The ideas you've listed thus far seem exauhstively descriptive and borderline robotic.
A tagline should be as short as possible, and preferably not formal, or as I tried to put it, exauhstively descriptive.
The best process as far as I'm concerned is to think of what exactly makes your application useful, or sepparates you from competitors, which in this case are likely just traditional methods of getting a cab, and find a very succinct statement that gets that idea across in a very human (not so formal) way. Even if it's gramatically incorrect, it doesn't matter. The phrase should add some sort of branded personality to your product. Much like a logo would add visual recognition and connect some less tangible ideas or emotions to the product or company, a tagline should do the same but in words, rather than graphics.
The three you've mentioned seem more like a bland headline or openning to an advertisement to simply state what you do. The connection is direct enough that it doesn't add any recognizability.

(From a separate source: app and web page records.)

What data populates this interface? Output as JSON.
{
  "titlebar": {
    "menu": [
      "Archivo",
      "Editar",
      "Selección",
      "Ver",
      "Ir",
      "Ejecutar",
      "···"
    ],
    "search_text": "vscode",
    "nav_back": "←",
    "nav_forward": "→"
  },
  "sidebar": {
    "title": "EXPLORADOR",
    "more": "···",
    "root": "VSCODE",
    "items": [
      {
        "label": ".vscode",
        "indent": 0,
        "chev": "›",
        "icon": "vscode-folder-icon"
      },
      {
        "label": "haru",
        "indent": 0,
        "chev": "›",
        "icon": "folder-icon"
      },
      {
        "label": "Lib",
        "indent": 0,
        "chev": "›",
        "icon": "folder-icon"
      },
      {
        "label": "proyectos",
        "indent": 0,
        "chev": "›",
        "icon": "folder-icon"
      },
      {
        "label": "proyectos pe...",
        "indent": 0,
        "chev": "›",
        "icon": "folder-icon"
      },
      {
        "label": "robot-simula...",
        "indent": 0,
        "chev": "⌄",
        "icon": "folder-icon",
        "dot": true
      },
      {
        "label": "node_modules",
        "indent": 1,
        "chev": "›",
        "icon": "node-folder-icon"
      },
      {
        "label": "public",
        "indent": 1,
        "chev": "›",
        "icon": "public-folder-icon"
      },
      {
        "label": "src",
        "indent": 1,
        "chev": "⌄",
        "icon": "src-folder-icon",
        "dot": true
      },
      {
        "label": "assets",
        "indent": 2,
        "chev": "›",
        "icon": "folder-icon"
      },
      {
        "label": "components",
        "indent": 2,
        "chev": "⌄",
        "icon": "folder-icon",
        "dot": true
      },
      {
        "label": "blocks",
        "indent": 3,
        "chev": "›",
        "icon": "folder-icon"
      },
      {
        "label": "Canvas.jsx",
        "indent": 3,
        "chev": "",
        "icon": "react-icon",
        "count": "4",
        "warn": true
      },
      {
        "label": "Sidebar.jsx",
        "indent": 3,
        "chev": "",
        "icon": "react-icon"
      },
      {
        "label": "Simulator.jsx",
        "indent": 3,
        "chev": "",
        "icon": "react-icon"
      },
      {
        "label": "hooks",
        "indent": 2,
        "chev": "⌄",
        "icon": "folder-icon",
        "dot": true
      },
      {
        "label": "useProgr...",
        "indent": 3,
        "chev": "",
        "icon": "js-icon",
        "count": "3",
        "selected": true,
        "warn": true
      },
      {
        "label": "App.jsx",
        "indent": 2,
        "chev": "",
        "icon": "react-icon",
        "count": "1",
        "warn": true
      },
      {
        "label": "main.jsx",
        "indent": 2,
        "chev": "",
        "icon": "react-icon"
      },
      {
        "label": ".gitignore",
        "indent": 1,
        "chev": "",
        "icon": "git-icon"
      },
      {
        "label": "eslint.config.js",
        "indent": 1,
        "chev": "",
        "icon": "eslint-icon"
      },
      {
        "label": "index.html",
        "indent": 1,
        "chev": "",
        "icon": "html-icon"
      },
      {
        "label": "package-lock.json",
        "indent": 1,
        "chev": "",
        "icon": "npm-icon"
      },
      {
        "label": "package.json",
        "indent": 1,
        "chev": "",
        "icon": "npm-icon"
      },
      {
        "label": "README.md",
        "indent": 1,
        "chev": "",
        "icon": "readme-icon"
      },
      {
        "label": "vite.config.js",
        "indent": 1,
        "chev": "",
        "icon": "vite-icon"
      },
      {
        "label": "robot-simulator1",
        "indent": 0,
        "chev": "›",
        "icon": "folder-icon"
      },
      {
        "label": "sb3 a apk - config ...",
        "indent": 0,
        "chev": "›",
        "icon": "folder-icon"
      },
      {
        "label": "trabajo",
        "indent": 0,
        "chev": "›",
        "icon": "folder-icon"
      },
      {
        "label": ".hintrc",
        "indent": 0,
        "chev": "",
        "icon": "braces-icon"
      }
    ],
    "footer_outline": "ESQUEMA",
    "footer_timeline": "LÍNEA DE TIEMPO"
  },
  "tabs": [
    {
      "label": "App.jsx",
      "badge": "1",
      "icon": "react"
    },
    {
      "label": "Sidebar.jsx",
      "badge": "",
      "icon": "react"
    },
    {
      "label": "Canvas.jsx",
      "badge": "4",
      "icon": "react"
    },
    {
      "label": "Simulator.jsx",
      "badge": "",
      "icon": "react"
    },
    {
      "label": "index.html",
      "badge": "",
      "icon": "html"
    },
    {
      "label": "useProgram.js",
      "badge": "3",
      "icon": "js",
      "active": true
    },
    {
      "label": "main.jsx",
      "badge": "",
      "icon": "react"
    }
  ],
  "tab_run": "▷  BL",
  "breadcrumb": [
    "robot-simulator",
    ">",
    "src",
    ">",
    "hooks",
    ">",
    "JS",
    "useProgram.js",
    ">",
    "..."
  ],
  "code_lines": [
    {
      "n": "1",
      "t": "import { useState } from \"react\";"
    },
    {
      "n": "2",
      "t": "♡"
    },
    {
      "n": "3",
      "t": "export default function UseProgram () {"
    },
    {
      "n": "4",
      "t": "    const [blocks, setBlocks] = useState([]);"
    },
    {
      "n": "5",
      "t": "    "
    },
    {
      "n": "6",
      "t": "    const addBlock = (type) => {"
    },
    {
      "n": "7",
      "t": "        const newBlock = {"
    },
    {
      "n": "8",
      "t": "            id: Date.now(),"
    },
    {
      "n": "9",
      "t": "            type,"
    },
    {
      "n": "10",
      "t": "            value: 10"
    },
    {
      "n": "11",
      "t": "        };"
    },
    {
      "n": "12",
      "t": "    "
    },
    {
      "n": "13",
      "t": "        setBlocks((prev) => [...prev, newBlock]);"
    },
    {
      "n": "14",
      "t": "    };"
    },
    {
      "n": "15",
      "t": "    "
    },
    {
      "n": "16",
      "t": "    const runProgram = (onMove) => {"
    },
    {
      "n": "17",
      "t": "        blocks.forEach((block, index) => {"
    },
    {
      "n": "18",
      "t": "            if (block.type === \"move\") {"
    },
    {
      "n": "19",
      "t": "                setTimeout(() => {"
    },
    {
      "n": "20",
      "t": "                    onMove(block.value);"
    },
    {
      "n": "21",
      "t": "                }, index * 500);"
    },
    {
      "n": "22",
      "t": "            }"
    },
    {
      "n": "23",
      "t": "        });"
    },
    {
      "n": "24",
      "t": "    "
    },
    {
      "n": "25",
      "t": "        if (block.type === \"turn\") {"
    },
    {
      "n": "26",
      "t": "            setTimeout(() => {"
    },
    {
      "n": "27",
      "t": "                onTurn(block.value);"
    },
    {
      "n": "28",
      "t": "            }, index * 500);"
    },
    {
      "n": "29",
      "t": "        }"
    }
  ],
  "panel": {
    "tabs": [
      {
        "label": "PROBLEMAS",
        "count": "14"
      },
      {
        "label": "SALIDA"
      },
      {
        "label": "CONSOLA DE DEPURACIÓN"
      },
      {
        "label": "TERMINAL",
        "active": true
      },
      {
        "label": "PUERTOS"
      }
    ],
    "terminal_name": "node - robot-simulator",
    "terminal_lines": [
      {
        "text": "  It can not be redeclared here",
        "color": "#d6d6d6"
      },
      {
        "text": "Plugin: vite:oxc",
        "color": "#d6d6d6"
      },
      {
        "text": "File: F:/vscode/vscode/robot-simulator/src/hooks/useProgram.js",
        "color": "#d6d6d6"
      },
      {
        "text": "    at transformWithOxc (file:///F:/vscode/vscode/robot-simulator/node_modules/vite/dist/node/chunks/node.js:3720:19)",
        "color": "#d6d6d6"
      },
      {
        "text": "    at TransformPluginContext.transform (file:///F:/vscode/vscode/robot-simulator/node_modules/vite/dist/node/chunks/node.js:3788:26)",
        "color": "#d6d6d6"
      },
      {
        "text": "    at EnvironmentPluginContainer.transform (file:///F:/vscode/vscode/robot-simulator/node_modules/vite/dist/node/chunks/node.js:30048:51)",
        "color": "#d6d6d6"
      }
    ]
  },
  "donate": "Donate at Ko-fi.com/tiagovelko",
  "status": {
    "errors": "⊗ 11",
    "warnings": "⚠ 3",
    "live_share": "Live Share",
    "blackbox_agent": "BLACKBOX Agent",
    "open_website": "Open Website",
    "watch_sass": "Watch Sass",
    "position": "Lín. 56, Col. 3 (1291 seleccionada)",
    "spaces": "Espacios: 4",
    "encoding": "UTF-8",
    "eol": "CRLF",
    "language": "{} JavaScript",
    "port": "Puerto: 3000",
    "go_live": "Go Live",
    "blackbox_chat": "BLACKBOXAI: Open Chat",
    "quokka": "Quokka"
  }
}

Dominik Oslizlo's comment above, "Search. Tap. Go." is on target. Whether or not this is one you like personally, it works as a tagline. It's informal, not exauhstive, and connects an informal, but descriptive phrase to the product, without blandly describing exactly what it does.